Advantages of Applied Research:
- Practical Problem Solving: Applied research directly addresses practical problems, providing solutions, interventions, and innovations that have immediate relevance and application in real-world settings.
- Relevance and Impact: Applied research focuses on specific challenges or needs, ensuring that the outcomes have a direct impact on improving processes, policies, technologies, or interventions in various industries or domains.
Disadvantages of Applied Research:
- Resource Intensive: Applied research often requires significant resources, including funding, infrastructure, equipment, and skilled personnel, which can be challenging to obtain, particularly for small-scale or underfunded research initiatives.
- Limited Generalizability: Applied research outcomes may be highly context-specific, limiting their generalizability to different settings, populations, or scenarios.
How can basic and applied research be used together?
- One way is by using basic research to generate new knowledge that can then be applied to solve real-world problems. For example, basic research on how cells function can lead to the development of new drugs to treat disease.
- Another way is by using applied research to validate or improve upon theoretical concepts developed through basic research. For example, applied research may be used to test a new educational intervention developed based on the principles of learning theory.
- Another way is by using a combination of both approaches to tackle a problem from multiple angles. For example, when trying to develop a new technology, engineers may use basic research to understand the underlying principles involved and then use applied research to design and test prototypes.
Examples of projects involving both types of research
- A pharmaceutical company developing a new drug may conduct basic research to understand the disease process and identify potential targets for treatment. They may then conduct applied research to test various compounds against those targets to find the most effective treatment.
- An engineer designing a new type of aircraft may use basic research to understand the principles of aerodynamics and applied research to design and test prototypes.
- A sociologist studying crime may use basic research to develop theories about why crime occurs and what factors contribute to it. They may then use applied research to test those theories by conducting surveys or collecting data from police records.
Key differences between basic and applied research
- Objective: The primary objective of basic research is to expand the existing knowledge base and understand fundamental principles and concepts in a specific field of study. Applied research, on the other hand, focuses on solving practical problems, addressing real-world issues, and providing practical solutions or applications based on existing knowledge.
- Scope: Basic research is often conducted in academic or scientific settings, driven by curiosity and a desire to explore new frontiers of knowledge. Applied research is typically carried out in industry, government agencies, or other practical contexts where the research findings can be directly applied to address specific challenges.
- Outcomes: Basic research outcomes primarily contribute to the theoretical foundation of a particular discipline and may not have immediate practical implications. Applied research outcomes are tangible and often result in the development of new technologies, products, policies, or interventions that can be directly applied in real-world scenarios.
- Difference between Learning and Education
- Difference between Features and Benefits
- Difference between Management and Administration

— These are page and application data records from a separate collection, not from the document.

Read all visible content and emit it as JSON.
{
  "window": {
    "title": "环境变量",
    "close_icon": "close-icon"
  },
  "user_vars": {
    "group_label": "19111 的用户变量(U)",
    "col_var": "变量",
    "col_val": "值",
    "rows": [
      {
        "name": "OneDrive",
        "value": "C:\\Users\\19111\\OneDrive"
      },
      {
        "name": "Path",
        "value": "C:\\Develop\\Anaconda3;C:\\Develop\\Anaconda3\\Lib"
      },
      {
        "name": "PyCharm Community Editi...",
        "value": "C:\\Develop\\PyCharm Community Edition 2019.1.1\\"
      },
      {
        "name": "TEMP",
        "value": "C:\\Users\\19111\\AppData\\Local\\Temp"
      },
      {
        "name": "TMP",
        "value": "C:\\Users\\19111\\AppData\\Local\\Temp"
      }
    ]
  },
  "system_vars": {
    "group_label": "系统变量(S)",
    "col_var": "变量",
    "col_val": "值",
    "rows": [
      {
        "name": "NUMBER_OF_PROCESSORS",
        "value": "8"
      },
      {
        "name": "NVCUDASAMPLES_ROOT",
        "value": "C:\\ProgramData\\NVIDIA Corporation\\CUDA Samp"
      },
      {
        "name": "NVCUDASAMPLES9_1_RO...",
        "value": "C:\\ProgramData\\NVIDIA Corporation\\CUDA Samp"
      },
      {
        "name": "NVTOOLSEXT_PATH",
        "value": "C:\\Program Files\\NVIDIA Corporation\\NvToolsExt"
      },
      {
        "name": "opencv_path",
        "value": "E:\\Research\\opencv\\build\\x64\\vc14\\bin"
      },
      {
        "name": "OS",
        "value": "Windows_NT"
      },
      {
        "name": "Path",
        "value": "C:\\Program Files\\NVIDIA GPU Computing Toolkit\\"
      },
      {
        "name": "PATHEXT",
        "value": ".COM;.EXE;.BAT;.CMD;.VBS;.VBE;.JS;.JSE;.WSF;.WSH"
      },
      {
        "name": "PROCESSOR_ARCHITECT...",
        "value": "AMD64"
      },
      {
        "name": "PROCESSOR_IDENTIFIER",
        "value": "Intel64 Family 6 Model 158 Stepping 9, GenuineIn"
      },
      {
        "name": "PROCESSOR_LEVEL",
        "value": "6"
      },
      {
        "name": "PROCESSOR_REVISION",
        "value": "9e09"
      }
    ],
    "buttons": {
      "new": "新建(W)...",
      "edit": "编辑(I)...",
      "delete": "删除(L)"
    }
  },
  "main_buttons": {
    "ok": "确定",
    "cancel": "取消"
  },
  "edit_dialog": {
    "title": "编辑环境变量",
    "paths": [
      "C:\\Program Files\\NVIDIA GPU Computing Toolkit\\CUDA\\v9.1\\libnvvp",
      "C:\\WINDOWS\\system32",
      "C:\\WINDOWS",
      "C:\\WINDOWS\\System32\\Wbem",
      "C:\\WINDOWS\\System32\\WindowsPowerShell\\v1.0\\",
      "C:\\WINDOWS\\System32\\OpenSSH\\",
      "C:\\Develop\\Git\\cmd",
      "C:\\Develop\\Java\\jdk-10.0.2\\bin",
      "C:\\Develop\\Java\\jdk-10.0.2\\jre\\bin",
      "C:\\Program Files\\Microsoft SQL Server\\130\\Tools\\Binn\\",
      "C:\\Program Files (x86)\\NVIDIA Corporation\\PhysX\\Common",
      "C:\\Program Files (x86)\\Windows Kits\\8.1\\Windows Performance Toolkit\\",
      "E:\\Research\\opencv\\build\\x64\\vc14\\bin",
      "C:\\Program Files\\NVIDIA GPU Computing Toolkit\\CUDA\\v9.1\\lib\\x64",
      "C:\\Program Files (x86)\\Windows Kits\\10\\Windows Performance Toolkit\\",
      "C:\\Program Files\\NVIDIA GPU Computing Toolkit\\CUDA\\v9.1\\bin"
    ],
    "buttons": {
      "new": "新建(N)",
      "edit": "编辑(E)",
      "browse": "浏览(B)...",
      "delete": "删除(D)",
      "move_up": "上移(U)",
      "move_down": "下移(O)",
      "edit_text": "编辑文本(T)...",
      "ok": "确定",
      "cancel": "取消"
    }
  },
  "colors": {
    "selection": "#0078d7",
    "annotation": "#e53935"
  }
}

Basic research expands knowledge, explores new frontiers, and contributes to theoretical understanding. Its outcomes may not have immediate practical applications. Applied research addresses real-world problems, provides practical solutions, and aims for direct application. It bridges the gap between theory and practice, focusing on tangible outcomes and immediate relevance.